Appeals, Nos. 330 and 331, Jan. T., 1958, from judgments of Court of Common Pleas of Snyder County, June T., 1956, No. 112, and Feb. T., 1957, No. 33, in case of Mae M. Benner, administratrix of the estate of George J. Benner, deceased, v. George E. Weaver, and George E. Weaver v. Mae M. Benner, administratrix of the estate of George J. Benner, deceased et al. Judgments affirmed.
William S. Bailey, with him Samuel Gubin, Horace W. Vought, and Bailey & Rupp, for appellant.
Robert McK. Glass, with him Richard Henry Klein, Leonard R. Apfelbaum, and Harry L. Wilcox, for appellees.
Before Jones, C.j., Bell, Musmanno, Jones, Cohen and Bok, JJ.
OPINION BY MR. JUSTICE MUSMANNO.
George J. Benner was killed when a tractor-trailer which he was operating for his employer, Hall's Motor Transit Company, collided with a truck owned and operated by George E. Weaver. Mae M. Benner, administratrix of his estate, filed an action in trespass against Weaver under the Wrongful Death Act and the Survival Act. Weaver, in turn, entered a suit against Hall's Motor Transit Company for damages sustained by his truck. In this suit, Hall's Motor filed a counterclaim against Weaver for damages done to the tractor-trailer. The two cases were consolidated for trial and resulted in verdicts in favor of the plaintiff-administratrix in both the Survival and Death actions and a verdict in favor of Hall's Motor for damages done to its vehicle.
Weaver filed motions for judgment n.o.v. in both cases. They were refused by the court below and this appeal followed.
On May 4, 1955, between 4:00 and 4:30 o'clock in the morning, George Benner was proceeding northwardly on U.S. Highway 11-15 in a tractor-trailer, whose overall length was 44 feet. The trailer had a
huge box car body carrying 20,000 pounds of steel plates.
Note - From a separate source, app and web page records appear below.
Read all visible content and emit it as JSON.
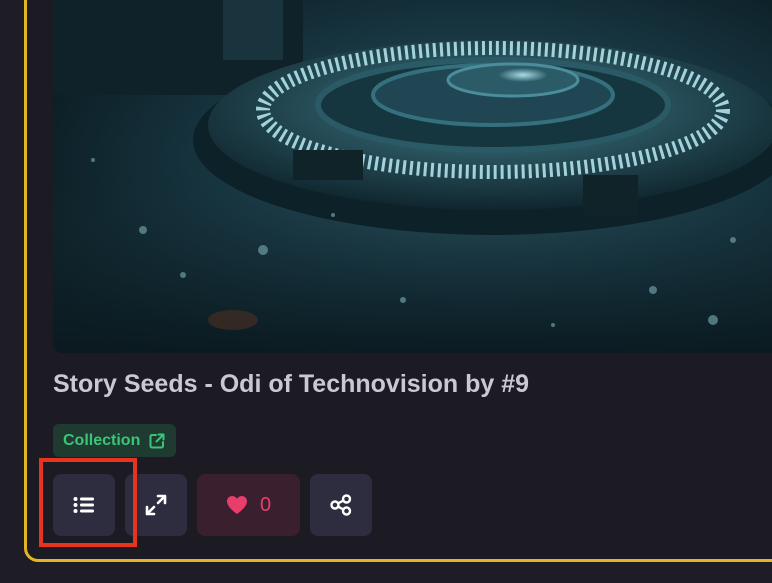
{
  "card": {
    "title": "Story Seeds - Odi of Technovision by #9",
    "image_alt": "sci-fi manhole cover on wet dark street",
    "collection_label": "Collection",
    "border_color": "#e3b523"
  },
  "actions": {
    "list_icon": "list-icon",
    "expand_icon": "expand-icon",
    "like_icon": "heart-icon",
    "like_count": "0",
    "share_icon": "share-icon"
  },
  "colors": {
    "background": "#1d1c27",
    "collection_text": "#39c777",
    "like_accent": "#e83e6c",
    "highlight": "#e8331f"
  }
}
The vehicles themselves weighed 10,000 pounds each, thus giving to the entire gargantuan combination a total of 40,000 pounds. While Benner was moving northwardly on the indicated highway, George E. Weaver was driving an empty Ford truck weighing 10,000 pounds and about 18 feet long in the opposite direction on the same thoroughfare. When they arrived at a point some eight miles south of Selingsgrove, Synder County, the truck and the tractor-trailer collided, causing the death of Benner. The doctor who examined Benner's body testified that it revealed fractures to ribs on the left side of the chest, to the left thigh, the left leg below the knee and the right arm. The neck was broken. The plaintiff argues, from the concentration of fractures on the left side of the decedent's body, that the violence which caused his death overwhelmed him on his left side. This is an important item to consider in reconstructing the accident in order to determine liability, since there were no eyewitnesses to the tragic mishap.
It is the contention of the defendant that, in the absence of eyewitnesses, any conclusion as to how the cars came together can only be a guess or conjecture and therefore cannot sustain a verdict. It is true that this Court said in Ebersole v. Beistline, 368 Pa. 12, that: "The evidence is insufficient to warrant recovery if it fails to describe, picture or visualize what actually happened sufficiently to enable the fact-finding tribunal reasonably to conclude that the defendant was guilty of negligence and that ...